Child Passenger Safety Recommendations
posted by Seth Coynor, DO | April 2, 2019
Although it’s impossible to shield little ones from every danger in life, child safety regulations such as car seat recommendations, state and local child passenger laws and automobile requirements go a long way toward keeping children safe on the road. If you have children of your own or plan to have children in the near future, brush up on these regulations and safety tips.
Each year, thousands of young children die or sustain injuries in car crashes, and proper car seat use can help prevent these injuries. If you’re like many parents, however, you may not be sure what constitutes “proper car seat use,” as there are multiple car seat models on the market, and the recommendations for car seats change frequently.

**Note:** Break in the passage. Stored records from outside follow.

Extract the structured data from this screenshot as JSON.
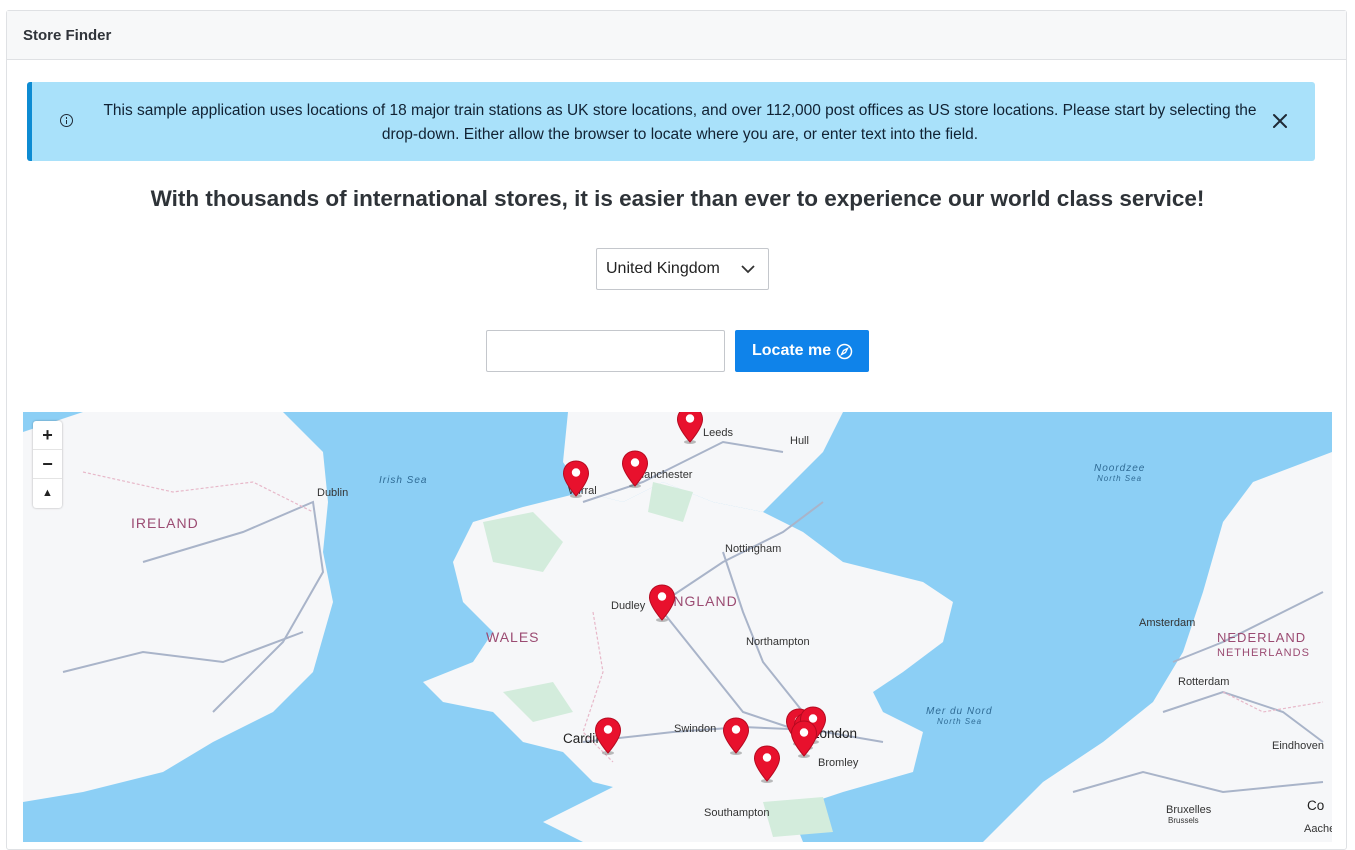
{
  "header": {
    "title": "Store Finder"
  },
  "alert": {
    "text": "This sample application uses locations of 18 major train stations as UK store locations, and over 112,000 post offices as US store locations. Please start by selecting the drop-down. Either allow the browser to locate where you are, or enter text into the field.",
    "icon": "info-icon",
    "close_icon": "close-icon"
  },
  "headline": "With thousands of international stores, it is easier than ever to experience our world class service!",
  "country_select": {
    "value": "United Kingdom"
  },
  "search": {
    "value": "",
    "button_label": "Locate me"
  },
  "map": {
    "zoom_in": "+",
    "zoom_out": "−",
    "reset": "▲",
    "labels": {
      "dublin": "Dublin",
      "ireland": "IRELAND",
      "irish_sea": "Irish Sea",
      "leeds": "Leeds",
      "hull": "Hull",
      "wirral": "Wirral",
      "manchester": "Manchester",
      "nottingham": "Nottingham",
      "noordzee": "Noordzee",
      "north_sea": "North Sea",
      "dudley": "Dudley",
      "england": "ENGLAND",
      "wales": "WALES",
      "northampton": "Northampton",
      "amsterdam": "Amsterdam",
      "nederland": "NEDERLAND",
      "netherlands": "NETHERLANDS",
      "rotterdam": "Rotterdam",
      "mer_du_nord": "Mer du Nord",
      "north_sea_2": "North Sea",
      "cardiff": "Cardiff",
      "swindon": "Swindon",
      "london": "London",
      "bromley": "Bromley",
      "eindhoven": "Eindhoven",
      "southampton": "Southampton",
      "bruxelles": "Bruxelles",
      "brussels": "Brussels",
      "aachen": "Aachen",
      "co": "Co"
    },
    "store_pin_count": 11
  },
  "colors": {
    "primary": "#0f83ea",
    "alert_bg": "#a9e1fa",
    "alert_border": "#0d8bd2",
    "sea": "#8ccff5",
    "land": "#f6f7f9",
    "pin": "#e8112d"
  }
}
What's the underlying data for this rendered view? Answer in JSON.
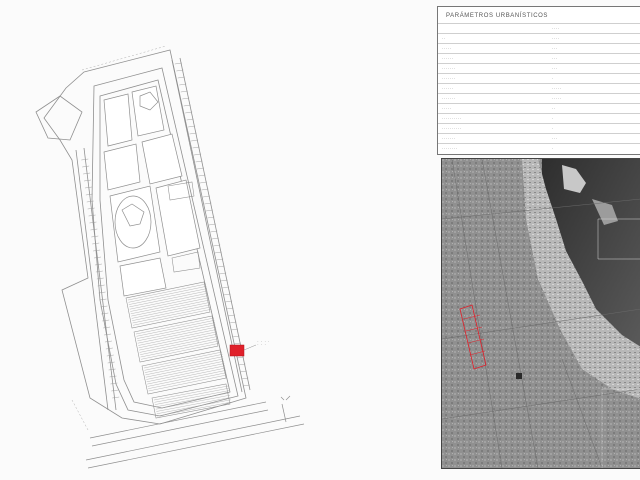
{
  "plan": {
    "callout_lines": [
      "· · · ·",
      "· · ·"
    ],
    "parcel_labels": [
      "·",
      "·",
      "·",
      "·",
      "·",
      "·",
      "·",
      "·",
      "·",
      "·"
    ]
  },
  "params": {
    "title": "PARÁMETROS URBANÍSTICOS",
    "rows": [
      {
        "label": "",
        "value": "·  ·  ·  ·"
      },
      {
        "label": "· ·",
        "value": "· · · ·"
      },
      {
        "label": "· · · · ·",
        "value": "· · ·"
      },
      {
        "label": "· · · · · ·",
        "value": "· · ·"
      },
      {
        "label": "· · · · · · ·",
        "value": "· · ·"
      },
      {
        "label": "· · · · · · ·",
        "value": "·"
      },
      {
        "label": "· · · · · ·",
        "value": "· · · · ·"
      },
      {
        "label": "· · · · · · ·",
        "value": "· · · · ·"
      },
      {
        "label": "· · · · ·",
        "value": "· ·"
      },
      {
        "label": "· · · · · · · · · ·",
        "value": "·"
      },
      {
        "label": "· · · · · · · · · ·",
        "value": "·"
      },
      {
        "label": "· · · · · · ·",
        "value": "· · ·"
      },
      {
        "label": "· · · · · · · ·",
        "value": "·"
      }
    ]
  },
  "colors": {
    "accent_red": "#e0202a",
    "line": "#8a8a8a",
    "aerial_dark": "#4a4a4a",
    "aerial_light": "#b8b8b8"
  }
}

Prior to August of 2018, the American Academy of Pediatrics (AAP) suggested that parents should switch their children from rear- to forward-facing car seats once children turn 2 years old. However, a recent press release states the AAP now recommends parents keep their children in rear-facing car seats for as long as possible. Car seat manufacturers today have created seats that allow children to remain rear-facing for up to 40 pounds, which means many children will be rear-facing long after their second birth.
The AAP also recommends that once children in cars are forward-facing, they should sit in a seat with a five-point harness for as long as possible. Once your child outgrows his or her five-point harness seat, you should switch him or her to a booster seat, which should accommodate a child of up to 4 feet 9 inches.
“Shotgun” is the coveted front seat of a vehicle over which many siblings have argued over the decades. However, although it was once commonplace to let the “winner” have the front seat, the CDC warns that parents today should be wary about letting children under the age of 13 ride in the front seat.
Power windows can exert 30-80 pounds of force; it takes only 22 pounds of force to asphyxiate or harm an infant and just two pounds of force to activate a window switch. Protect your children by teaching them to not play with power window switches, checking that power windows are clear of body parts before closing them and activating your power lock.
Finally, never leave your child unattended in a vehicle, even if you plan to do so for “just a minute.” Approximately 38 children die each year after being left alone in a vehicle due to extreme temperatures. Because of the very real dangers of leaving a child alone in a car, many states have outlawed it, which is just one more reason to take your child on your errand with you, no matter how brief you plan for it to be.
“AAP Updates Recommendations on Car Seats for Children.” American Academy of Pediatrics. https://www.aap.org/en-us/about-the-aap/aap-press-room/Pages/AAP-Updates-Recommendations-on-Car-Seats-for-Children.aspx
“Child Passenger Safety.” The Centers for Disease Control and Prevention.
This information is not intended to replace the advice of a medical professional. You should always consult your doctor before making decisions about your health.